And as the seasons always return, so did the Ruby Throated Hummingbirds taking their place at the feeders and flowers.
After being gone for a few days, I found this little hummingbird taking up a guard post on the back porch. The little bird spent the first few days after its arrival chasing around the two local hummers that had spent the summer in the Automatic Garden. Then the Bottlebrush (blurry red in upper right of photo) started to bloom and the hummingbird population almost tripled. The guard bird had its work cut out. To help ease its ceaseless duties, I added a feeder to the trellis guard post. This hummingbird seems somewhat different from the usual visitors. It has a bright orange spot on either side of its neck below the eyes. Maybe an immature Allen’s? If there are any experts out there let me know.
All of nature continues in a cycle every year with very little changes. As I started this post, I realized I had already ready written it. Please check out Fuel.
This past winter was one of the coldest we have had in awhile. It was hard to see many plants that have been growing for years in the Automatic Garden succumb to the cold temperatures. This is a patch of Fountain Plant (Russelia equisetiformis) that has never died back until this year.
The Sword Ferns have been a reliable plant reproducing to the point of needing to be thinned. But it could not take the cold either.
Just when you might think all is lost, nature does her tricks and revives the lost plants. The Fountain Plant is back, but not to the point of blooming yet. Hopefully, its red tubular flowers will come in time for fall migrations of hummingbirds and butterflies.
The Sword Fern renewed so vigorously that stray ferns had to be pulled. It is exhilarating to see plants that were thought to be lost resurrected.
The trees and shrubs suddenly popped with flowers! It seemed to happen over night. Each morning in spring holds a new surprise to start the day.
The Fringe Tree opened its leaves and wispy flowers practically at the same time.
Nature does a great job timing the Weeping Bottle Brush blooms with the return of the Ruby Throated Hummingbirds. The hummers would not pose for a photo!

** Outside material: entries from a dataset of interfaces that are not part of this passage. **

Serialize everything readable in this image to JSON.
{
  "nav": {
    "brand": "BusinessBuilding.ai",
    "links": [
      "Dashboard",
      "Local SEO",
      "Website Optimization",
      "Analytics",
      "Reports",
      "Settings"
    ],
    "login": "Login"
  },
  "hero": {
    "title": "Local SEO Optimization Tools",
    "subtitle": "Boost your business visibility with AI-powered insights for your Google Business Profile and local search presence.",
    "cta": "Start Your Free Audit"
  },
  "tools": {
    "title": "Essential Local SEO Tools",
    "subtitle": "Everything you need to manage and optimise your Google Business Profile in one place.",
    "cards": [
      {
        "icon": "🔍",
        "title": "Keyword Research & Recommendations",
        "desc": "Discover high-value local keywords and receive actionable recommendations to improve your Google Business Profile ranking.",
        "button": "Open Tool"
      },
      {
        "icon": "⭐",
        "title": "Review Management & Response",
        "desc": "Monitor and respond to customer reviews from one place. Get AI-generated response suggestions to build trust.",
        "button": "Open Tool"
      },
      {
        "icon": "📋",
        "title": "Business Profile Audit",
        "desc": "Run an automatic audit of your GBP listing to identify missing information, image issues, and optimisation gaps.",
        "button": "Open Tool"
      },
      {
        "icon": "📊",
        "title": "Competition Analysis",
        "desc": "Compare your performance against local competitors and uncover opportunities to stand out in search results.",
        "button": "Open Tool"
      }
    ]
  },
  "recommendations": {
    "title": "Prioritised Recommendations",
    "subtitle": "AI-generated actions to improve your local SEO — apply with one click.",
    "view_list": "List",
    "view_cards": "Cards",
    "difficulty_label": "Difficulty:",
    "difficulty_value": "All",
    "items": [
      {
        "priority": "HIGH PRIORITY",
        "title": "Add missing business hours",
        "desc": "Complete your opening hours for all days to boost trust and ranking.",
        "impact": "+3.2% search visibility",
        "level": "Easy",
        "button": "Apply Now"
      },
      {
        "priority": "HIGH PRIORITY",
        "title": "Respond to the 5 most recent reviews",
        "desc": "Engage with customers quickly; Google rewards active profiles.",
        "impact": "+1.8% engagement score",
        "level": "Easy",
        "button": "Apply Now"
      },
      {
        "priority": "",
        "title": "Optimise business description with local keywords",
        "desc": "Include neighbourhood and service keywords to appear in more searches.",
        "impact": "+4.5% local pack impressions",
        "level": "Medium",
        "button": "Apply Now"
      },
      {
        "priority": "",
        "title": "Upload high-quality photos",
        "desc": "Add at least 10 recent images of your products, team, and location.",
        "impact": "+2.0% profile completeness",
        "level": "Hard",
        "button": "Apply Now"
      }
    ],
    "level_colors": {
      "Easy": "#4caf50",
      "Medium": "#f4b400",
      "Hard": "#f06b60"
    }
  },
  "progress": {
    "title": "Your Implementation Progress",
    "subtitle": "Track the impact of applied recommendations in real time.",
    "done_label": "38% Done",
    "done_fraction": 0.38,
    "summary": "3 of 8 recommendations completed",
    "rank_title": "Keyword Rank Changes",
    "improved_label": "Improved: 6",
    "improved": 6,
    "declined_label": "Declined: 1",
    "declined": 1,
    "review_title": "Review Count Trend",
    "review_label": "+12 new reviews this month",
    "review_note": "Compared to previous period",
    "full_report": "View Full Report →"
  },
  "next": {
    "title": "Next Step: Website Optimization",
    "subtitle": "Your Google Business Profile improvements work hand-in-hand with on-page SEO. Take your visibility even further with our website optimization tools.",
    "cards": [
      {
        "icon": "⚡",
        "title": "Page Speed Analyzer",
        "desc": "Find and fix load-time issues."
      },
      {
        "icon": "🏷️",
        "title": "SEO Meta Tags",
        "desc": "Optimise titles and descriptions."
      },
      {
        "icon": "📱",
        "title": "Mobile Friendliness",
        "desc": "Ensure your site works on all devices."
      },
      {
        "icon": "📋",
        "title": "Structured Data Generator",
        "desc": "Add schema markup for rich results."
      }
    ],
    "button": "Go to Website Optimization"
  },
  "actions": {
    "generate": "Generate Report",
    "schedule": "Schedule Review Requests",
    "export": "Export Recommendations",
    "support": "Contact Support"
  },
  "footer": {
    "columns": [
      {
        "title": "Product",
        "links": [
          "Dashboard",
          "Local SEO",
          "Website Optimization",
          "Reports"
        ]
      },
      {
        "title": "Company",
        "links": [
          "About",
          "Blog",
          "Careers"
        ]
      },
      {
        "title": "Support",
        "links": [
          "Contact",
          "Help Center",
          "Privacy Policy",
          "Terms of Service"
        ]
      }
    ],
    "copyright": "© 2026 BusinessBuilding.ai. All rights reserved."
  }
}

This shrub popped full of flowers all at once. Yesterday, Today and Tomorrow starts with purple flowers that fade to lavender and then to white.
It would be the Weeping Bottle Brush (Callistemon viminalis).
In the spring it is loaded with luscious red brush-like flowers.
It will lightly bloom again in the fall.
Bees love it.
It blooms just in time for the hummingbird migration. The tree buzzes with hummingbirds and even though there seems to be enough for all, the little birds spar with each providing exciting entertainment.
The Weeping Bottle Brush is evergreen and provides shelter year-round for birds.
Pentas ((Pentas lanceolata) had a lazy summer, but perked up for fall.
Wild ageratum (Eupatorium coelestinum) planted itself in the garden and is now in full bloom.
Firecracker (Russelia equisetiformis) growing in a pot low to the ground doesn’t stop hummers from visiting.
Butterfly Weed (Asclepias tuberosa) is blooming in time for Monarchs and hummingbirds.
Cigar plant (Cuphea micropetala) is hugely attractive to hummingbirds.
Pam’s Pink turk’s cap provides plenty of fuel.
Hummingbird Bush (Hamelia patens) is the number one favorite of hummingbirds.
Salvias. Bees need fuel too.
Weeping Bottlebrush (Callistemon viminalis) This tree just re-bloomed and is buzzing with hummers.
A hummingbird sitting still for a moment.
Fall is a great time of the year to be on the Gulf Coast. Hummingbirds and Monarch butterflies are passing through on their way to warmer winters. Today the garden was humming with six little Ruby Throats vying for fuel for the long trip ahead. Nature is in sync with the migration as many flowers re-bloom for the season.